[Problem]: For the material that follows, list every line containing the word "gear".

Top of Material provided

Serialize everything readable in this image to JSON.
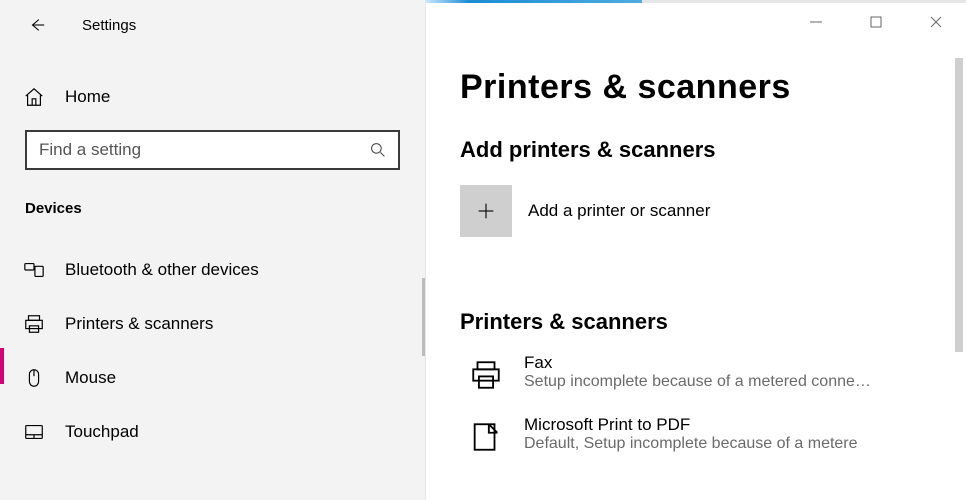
{
  "app": {
    "title": "Settings"
  },
  "sidebar": {
    "home_label": "Home",
    "search_placeholder": "Find a setting",
    "category": "Devices",
    "items": [
      {
        "icon": "bluetooth",
        "label": "Bluetooth & other devices"
      },
      {
        "icon": "printer",
        "label": "Printers & scanners"
      },
      {
        "icon": "mouse",
        "label": "Mouse"
      },
      {
        "icon": "touchpad",
        "label": "Touchpad"
      }
    ],
    "active_index": 1
  },
  "main": {
    "title": "Printers & scanners",
    "section_add": {
      "heading": "Add printers & scanners",
      "button_label": "Add a printer or scanner"
    },
    "section_list": {
      "heading": "Printers & scanners",
      "devices": [
        {
          "name": "Fax",
          "sub": "Setup incomplete because of a metered conne…",
          "icon": "printer"
        },
        {
          "name": "Microsoft Print to PDF",
          "sub": "Default, Setup incomplete because of a metere",
          "icon": "pdf-printer"
        }
      ]
    }
  },
  "colors": {
    "accent": "#d40078"
  }
}
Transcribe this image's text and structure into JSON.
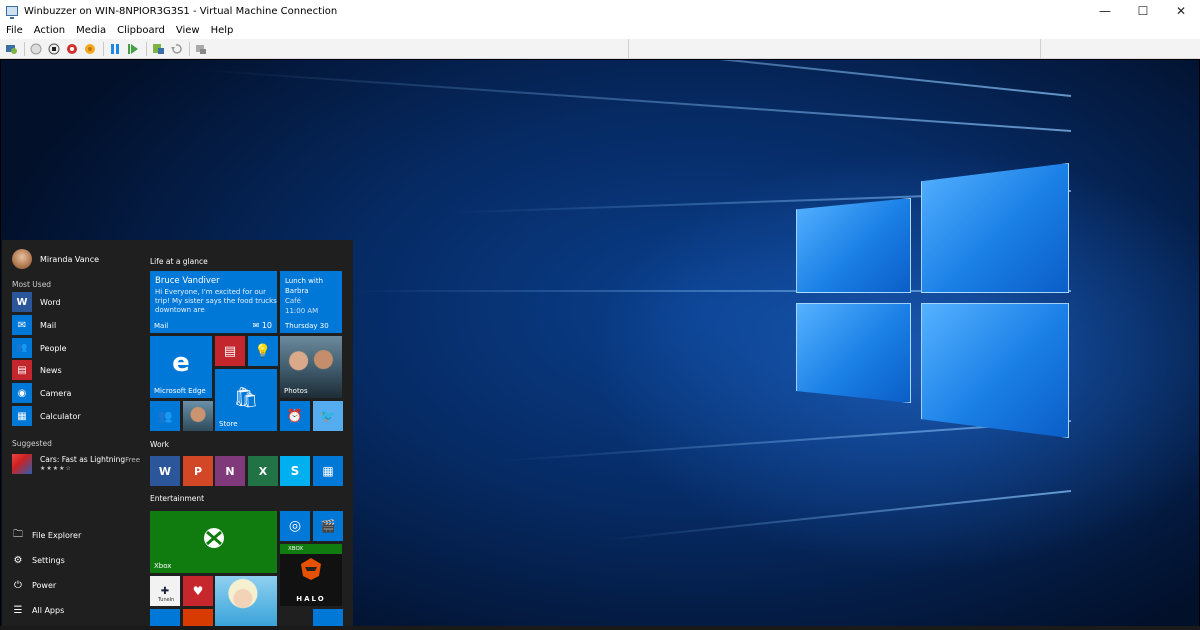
{
  "window": {
    "title": "Winbuzzer on WIN-8NPIOR3G3S1 - Virtual Machine Connection",
    "controls": {
      "minimize": "—",
      "maximize": "☐",
      "close": "✕"
    }
  },
  "menu": [
    "File",
    "Action",
    "Media",
    "Clipboard",
    "View",
    "Help"
  ],
  "toolbar_icons": [
    "ctrl-alt-del-icon",
    "start-icon",
    "turn-off-icon",
    "shutdown-icon",
    "save-icon",
    "pause-icon",
    "reset-icon",
    "checkpoint-icon",
    "revert-icon",
    "enhanced-session-icon"
  ],
  "start_menu": {
    "user": "Miranda Vance",
    "most_used_label": "Most Used",
    "most_used": [
      {
        "label": "Word",
        "color": "#2b579a",
        "glyph": "W"
      },
      {
        "label": "Mail",
        "color": "#0078d7",
        "glyph": "✉"
      },
      {
        "label": "People",
        "color": "#0078d7",
        "glyph": "👥"
      },
      {
        "label": "News",
        "color": "#c4262e",
        "glyph": "▤"
      },
      {
        "label": "Camera",
        "color": "#0078d7",
        "glyph": "◉"
      },
      {
        "label": "Calculator",
        "color": "#0078d7",
        "glyph": "▦"
      }
    ],
    "suggested_label": "Suggested",
    "suggested": {
      "title": "Cars: Fast as Lightning",
      "stars": "★★★★☆",
      "price": "Free"
    },
    "system": [
      {
        "label": "File Explorer",
        "glyph": "🗀"
      },
      {
        "label": "Settings",
        "glyph": "⚙"
      },
      {
        "label": "Power",
        "glyph": "⏻"
      },
      {
        "label": "All Apps",
        "glyph": "☰"
      }
    ],
    "groups": {
      "life": "Life at a glance",
      "work": "Work",
      "entertainment": "Entertainment"
    },
    "tiles": {
      "mail": {
        "from": "Bruce Vandiver",
        "body": "Hi Everyone, I'm excited for our trip! My sister says the food trucks downtown are",
        "label": "Mail",
        "count": "10"
      },
      "calendar": {
        "line1": "Lunch with",
        "line2": "Barbra",
        "line3": "Café",
        "line4": "11:00 AM",
        "date": "Thursday 30"
      },
      "edge": {
        "label": "Microsoft Edge",
        "glyph": "e"
      },
      "photos": {
        "label": "Photos"
      },
      "store": {
        "label": "Store",
        "glyph": "🛍"
      },
      "xbox": {
        "label": "Xbox",
        "band": "XBOX",
        "halo": "HALO"
      },
      "tunein": {
        "label": "TuneIn"
      }
    },
    "colors": {
      "accent": "#0078d7",
      "xbox_green": "#107c10"
    }
  }
}
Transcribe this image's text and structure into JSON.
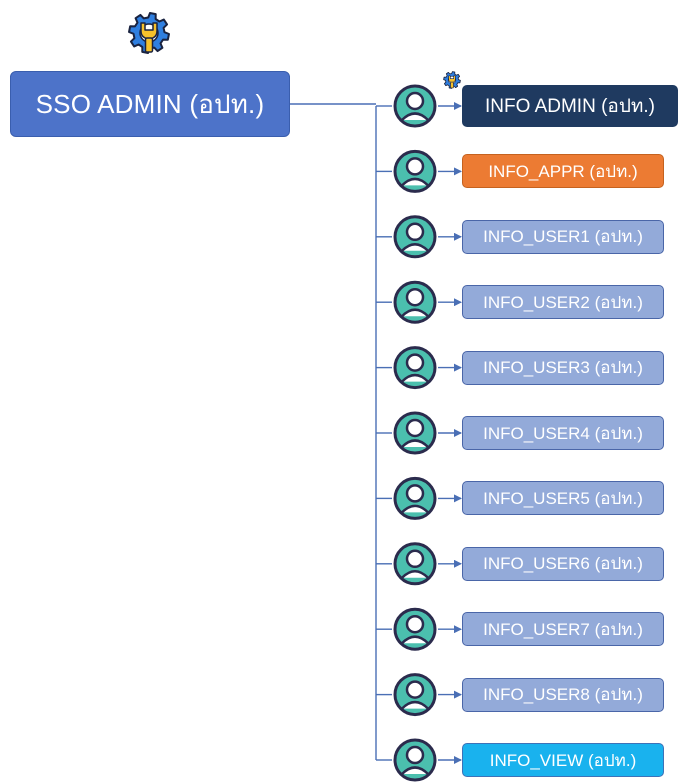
{
  "root": {
    "label": "SSO ADMIN (อปท.)",
    "icon": "gear-wrench-icon"
  },
  "roles": [
    {
      "label": "INFO ADMIN (อปท.)",
      "kind": "admin",
      "icon": "user-avatar-icon",
      "badge_icon": "gear-wrench-icon"
    },
    {
      "label": "INFO_APPR (อปท.)",
      "kind": "appr",
      "icon": "user-avatar-icon"
    },
    {
      "label": "INFO_USER1 (อปท.)",
      "kind": "user",
      "icon": "user-avatar-icon"
    },
    {
      "label": "INFO_USER2 (อปท.)",
      "kind": "user",
      "icon": "user-avatar-icon"
    },
    {
      "label": "INFO_USER3 (อปท.)",
      "kind": "user",
      "icon": "user-avatar-icon"
    },
    {
      "label": "INFO_USER4 (อปท.)",
      "kind": "user",
      "icon": "user-avatar-icon"
    },
    {
      "label": "INFO_USER5 (อปท.)",
      "kind": "user",
      "icon": "user-avatar-icon"
    },
    {
      "label": "INFO_USER6 (อปท.)",
      "kind": "user",
      "icon": "user-avatar-icon"
    },
    {
      "label": "INFO_USER7 (อปท.)",
      "kind": "user",
      "icon": "user-avatar-icon"
    },
    {
      "label": "INFO_USER8 (อปท.)",
      "kind": "user",
      "icon": "user-avatar-icon"
    },
    {
      "label": "INFO_VIEW (อปท.)",
      "kind": "view",
      "icon": "user-avatar-icon"
    }
  ],
  "colors": {
    "root": "#4d73c9",
    "admin": "#1f3a60",
    "appr": "#ec7b33",
    "user": "#93aad9",
    "view": "#19b2ee",
    "connector": "#4a6fb5",
    "avatar_fill": "#4bbfae",
    "avatar_outline": "#2b2b4d",
    "gear": "#2f7fe0",
    "wrench": "#f6c12b"
  }
}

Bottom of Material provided

[Exercise result]:
    "icon": "gear-wrench-icon"
      "badge_icon": "gear-wrench-icon"
    "gear": "#2f7fe0",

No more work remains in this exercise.